▶ [DATA EXCERPTS]
##############################

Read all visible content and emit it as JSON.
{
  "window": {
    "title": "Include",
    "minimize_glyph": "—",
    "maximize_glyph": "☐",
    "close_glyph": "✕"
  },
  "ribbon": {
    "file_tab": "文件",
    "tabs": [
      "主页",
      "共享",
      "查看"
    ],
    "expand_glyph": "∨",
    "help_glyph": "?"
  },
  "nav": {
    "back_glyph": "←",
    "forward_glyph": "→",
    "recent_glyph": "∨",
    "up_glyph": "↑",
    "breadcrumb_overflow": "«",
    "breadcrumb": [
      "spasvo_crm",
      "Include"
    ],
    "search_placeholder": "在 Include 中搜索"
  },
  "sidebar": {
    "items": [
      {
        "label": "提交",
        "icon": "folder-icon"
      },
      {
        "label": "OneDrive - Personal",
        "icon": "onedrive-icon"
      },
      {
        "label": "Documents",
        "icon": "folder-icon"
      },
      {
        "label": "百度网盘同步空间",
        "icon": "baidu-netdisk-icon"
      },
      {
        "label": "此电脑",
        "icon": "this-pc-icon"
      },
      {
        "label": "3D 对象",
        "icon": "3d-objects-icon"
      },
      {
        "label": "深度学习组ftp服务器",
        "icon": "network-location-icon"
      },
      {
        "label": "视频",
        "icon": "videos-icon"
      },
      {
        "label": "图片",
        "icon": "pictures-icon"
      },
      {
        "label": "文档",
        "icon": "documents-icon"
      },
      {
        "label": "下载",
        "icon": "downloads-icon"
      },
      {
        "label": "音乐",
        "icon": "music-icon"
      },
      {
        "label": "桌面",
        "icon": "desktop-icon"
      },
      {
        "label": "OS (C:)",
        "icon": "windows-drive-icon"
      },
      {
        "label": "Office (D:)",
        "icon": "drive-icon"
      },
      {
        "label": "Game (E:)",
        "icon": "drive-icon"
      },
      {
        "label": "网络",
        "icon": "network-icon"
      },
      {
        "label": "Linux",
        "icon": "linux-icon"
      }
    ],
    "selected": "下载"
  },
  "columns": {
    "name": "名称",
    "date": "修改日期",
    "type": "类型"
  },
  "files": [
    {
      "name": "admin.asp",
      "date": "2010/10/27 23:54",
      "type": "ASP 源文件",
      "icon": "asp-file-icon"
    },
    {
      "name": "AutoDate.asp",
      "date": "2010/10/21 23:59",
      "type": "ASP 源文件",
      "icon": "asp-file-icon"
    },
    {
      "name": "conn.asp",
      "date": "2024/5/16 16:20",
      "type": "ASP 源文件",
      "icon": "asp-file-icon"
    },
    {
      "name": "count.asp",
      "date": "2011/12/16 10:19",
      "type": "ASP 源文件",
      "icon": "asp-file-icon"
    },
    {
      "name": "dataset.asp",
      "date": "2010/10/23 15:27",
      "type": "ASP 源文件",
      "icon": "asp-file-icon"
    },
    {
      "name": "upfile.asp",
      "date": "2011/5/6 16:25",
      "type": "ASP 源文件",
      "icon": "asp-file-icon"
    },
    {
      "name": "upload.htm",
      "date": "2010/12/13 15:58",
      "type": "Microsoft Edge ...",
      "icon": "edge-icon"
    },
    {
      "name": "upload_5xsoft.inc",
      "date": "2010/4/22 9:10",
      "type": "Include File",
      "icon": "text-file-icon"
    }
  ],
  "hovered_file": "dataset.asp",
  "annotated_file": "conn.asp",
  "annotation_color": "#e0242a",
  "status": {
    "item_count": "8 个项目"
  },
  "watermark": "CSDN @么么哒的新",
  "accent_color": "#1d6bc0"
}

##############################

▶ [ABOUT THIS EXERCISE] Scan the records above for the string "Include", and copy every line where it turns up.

▶ [RESPONSE TO THE TASK]
    "title": "Include",
      "Include"
    "search_placeholder": "在 Include 中搜索"
      "type": "Include File",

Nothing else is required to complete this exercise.